*** Opening of Data listing ***
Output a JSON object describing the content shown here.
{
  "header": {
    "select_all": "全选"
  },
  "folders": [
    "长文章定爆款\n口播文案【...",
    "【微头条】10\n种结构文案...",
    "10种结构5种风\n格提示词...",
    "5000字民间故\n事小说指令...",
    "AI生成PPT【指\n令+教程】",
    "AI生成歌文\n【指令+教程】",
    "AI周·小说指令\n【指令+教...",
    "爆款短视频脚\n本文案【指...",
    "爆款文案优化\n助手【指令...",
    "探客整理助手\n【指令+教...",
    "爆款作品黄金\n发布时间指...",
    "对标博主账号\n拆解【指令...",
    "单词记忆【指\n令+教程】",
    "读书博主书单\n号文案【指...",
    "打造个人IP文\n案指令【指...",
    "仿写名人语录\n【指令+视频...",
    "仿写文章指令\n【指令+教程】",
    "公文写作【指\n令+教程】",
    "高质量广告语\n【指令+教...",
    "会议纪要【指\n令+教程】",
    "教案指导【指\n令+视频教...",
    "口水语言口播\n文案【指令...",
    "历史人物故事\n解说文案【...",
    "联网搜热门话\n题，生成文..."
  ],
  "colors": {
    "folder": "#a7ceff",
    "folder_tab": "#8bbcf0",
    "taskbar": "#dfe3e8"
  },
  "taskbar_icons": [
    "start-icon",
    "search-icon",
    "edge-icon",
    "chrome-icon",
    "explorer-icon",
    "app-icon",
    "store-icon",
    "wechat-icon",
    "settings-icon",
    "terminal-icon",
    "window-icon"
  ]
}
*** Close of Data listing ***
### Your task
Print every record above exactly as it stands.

### Reply
Output a JSON object describing the content shown here.
{
  "header": {
    "select_all": "全选"
  },
  "folders": [
    "长文章定爆款\n口播文案【...",
    "【微头条】10\n种结构文案...",
    "10种结构5种风\n格提示词...",
    "5000字民间故\n事小说指令...",
    "AI生成PPT【指\n令+教程】",
    "AI生成歌文\n【指令+教程】",
    "AI周·小说指令\n【指令+教...",
    "爆款短视频脚\n本文案【指...",
    "爆款文案优化\n助手【指令...",
    "探客整理助手\n【指令+教...",
    "爆款作品黄金\n发布时间指...",
    "对标博主账号\n拆解【指令...",
    "单词记忆【指\n令+教程】",
    "读书博主书单\n号文案【指...",
    "打造个人IP文\n案指令【指...",
    "仿写名人语录\n【指令+视频...",
    "仿写文章指令\n【指令+教程】",
    "公文写作【指\n令+教程】",
    "高质量广告语\n【指令+教...",
    "会议纪要【指\n令+教程】",
    "教案指导【指\n令+视频教...",
    "口水语言口播\n文案【指令...",
    "历史人物故事\n解说文案【...",
    "联网搜热门话\n题，生成文..."
  ],
  "colors": {
    "folder": "#a7ceff",
    "folder_tab": "#8bbcf0",
    "taskbar": "#dfe3e8"
  },
  "taskbar_icons": [
    "start-icon",
    "search-icon",
    "edge-icon",
    "chrome-icon",
    "explorer-icon",
    "app-icon",
    "store-icon",
    "wechat-icon",
    "settings-icon",
    "terminal-icon",
    "window-icon"
  ]
}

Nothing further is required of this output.